** Opening Records shown block **

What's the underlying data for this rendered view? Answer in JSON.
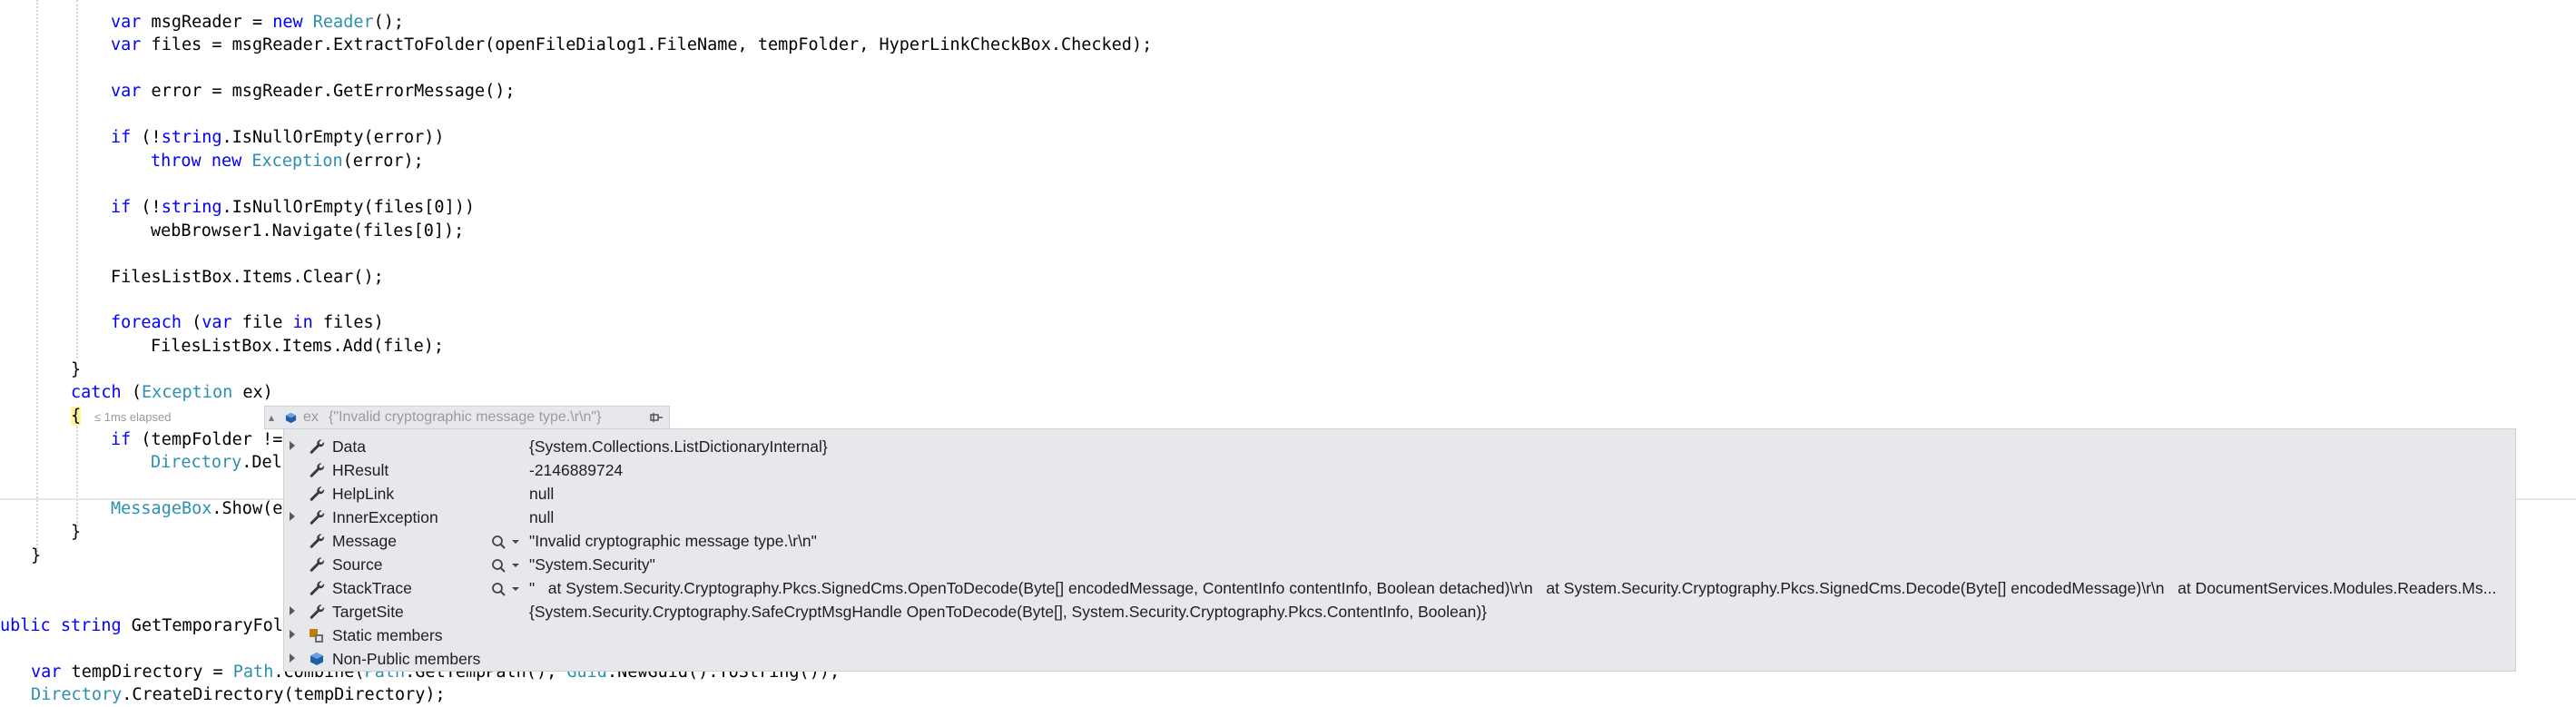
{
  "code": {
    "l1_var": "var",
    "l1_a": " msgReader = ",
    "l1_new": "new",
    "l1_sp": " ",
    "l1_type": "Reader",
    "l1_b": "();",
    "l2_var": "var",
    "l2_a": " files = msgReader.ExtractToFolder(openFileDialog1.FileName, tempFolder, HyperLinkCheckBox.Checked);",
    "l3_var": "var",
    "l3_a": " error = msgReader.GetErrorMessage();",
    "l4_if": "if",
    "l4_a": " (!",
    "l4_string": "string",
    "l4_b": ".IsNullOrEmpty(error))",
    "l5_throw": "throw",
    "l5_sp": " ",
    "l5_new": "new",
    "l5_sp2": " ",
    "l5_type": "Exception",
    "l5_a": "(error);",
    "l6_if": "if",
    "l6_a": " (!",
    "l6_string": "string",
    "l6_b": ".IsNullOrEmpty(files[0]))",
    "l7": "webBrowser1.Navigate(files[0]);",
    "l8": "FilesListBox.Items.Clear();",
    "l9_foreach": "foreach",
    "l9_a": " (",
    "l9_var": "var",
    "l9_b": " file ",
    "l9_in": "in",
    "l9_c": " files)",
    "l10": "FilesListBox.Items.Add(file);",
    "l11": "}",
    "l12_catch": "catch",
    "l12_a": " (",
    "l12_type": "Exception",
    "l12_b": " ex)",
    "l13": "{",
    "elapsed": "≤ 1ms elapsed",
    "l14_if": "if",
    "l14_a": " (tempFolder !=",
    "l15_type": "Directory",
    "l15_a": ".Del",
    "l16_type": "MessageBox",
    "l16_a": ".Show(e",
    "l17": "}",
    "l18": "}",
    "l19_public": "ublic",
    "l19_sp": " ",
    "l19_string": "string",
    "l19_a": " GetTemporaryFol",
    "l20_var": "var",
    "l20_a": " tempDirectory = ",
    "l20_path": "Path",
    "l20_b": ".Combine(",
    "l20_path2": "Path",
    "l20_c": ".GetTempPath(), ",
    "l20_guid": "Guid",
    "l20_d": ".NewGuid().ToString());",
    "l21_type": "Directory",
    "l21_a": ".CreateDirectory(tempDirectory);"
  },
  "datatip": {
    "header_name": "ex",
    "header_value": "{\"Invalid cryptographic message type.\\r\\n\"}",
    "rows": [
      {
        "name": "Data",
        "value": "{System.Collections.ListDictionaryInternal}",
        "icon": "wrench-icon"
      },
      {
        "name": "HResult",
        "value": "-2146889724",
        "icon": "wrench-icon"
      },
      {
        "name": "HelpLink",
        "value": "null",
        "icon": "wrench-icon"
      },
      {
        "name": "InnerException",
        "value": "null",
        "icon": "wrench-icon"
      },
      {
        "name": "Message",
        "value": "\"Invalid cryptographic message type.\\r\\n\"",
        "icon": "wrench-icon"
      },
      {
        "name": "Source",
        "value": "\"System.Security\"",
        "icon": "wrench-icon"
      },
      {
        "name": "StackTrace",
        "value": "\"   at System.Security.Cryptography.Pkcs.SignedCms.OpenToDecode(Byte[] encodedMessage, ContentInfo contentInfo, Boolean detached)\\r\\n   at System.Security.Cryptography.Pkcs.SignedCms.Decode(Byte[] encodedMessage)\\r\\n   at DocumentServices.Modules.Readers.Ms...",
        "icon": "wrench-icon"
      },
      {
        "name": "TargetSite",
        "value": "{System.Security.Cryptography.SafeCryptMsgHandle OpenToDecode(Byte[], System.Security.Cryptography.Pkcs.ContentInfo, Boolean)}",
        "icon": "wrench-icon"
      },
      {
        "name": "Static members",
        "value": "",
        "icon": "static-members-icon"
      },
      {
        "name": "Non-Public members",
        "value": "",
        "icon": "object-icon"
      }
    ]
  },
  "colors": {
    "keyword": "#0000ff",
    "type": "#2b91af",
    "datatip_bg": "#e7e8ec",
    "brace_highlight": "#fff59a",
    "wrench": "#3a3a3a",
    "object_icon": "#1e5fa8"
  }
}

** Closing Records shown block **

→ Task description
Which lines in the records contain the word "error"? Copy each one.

→ Exercise solution
    "l3_a": " error = msgReader.GetErrorMessage();",
    "l4_b": ".IsNullOrEmpty(error))",
    "l5_a": "(error);",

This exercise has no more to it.